## WHAT IS BEING ASKED
For each line in the material below that holds "icon", copy that line.

## RECORDS SHOWN
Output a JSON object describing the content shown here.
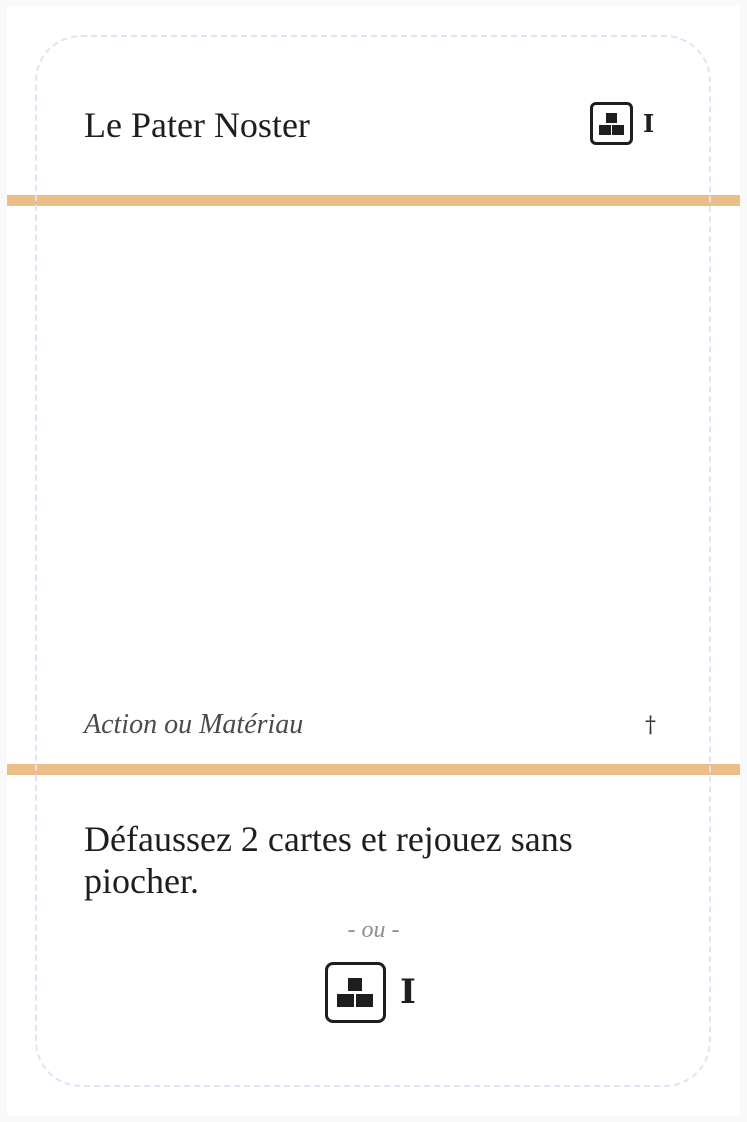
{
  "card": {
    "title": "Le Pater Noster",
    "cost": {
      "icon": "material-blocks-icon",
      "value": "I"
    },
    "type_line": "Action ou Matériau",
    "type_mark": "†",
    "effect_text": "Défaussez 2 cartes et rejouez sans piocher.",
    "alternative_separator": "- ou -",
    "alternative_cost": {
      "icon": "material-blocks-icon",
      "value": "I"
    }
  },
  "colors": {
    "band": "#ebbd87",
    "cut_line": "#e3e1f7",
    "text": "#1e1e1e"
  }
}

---

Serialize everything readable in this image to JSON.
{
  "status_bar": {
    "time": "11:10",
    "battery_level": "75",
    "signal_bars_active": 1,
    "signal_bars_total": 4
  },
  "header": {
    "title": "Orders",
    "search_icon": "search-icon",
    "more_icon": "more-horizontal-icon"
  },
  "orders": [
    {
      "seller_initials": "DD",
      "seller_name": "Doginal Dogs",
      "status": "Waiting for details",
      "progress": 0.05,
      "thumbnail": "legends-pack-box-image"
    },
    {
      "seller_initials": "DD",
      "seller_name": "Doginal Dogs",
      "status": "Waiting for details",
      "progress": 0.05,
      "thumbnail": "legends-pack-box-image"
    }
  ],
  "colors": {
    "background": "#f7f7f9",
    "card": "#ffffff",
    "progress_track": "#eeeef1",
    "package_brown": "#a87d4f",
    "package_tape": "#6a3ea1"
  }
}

## PROBLEM SOLUTION
      "icon": "material-blocks-icon",
      "icon": "material-blocks-icon",
    "search_icon": "search-icon",
    "more_icon": "more-horizontal-icon"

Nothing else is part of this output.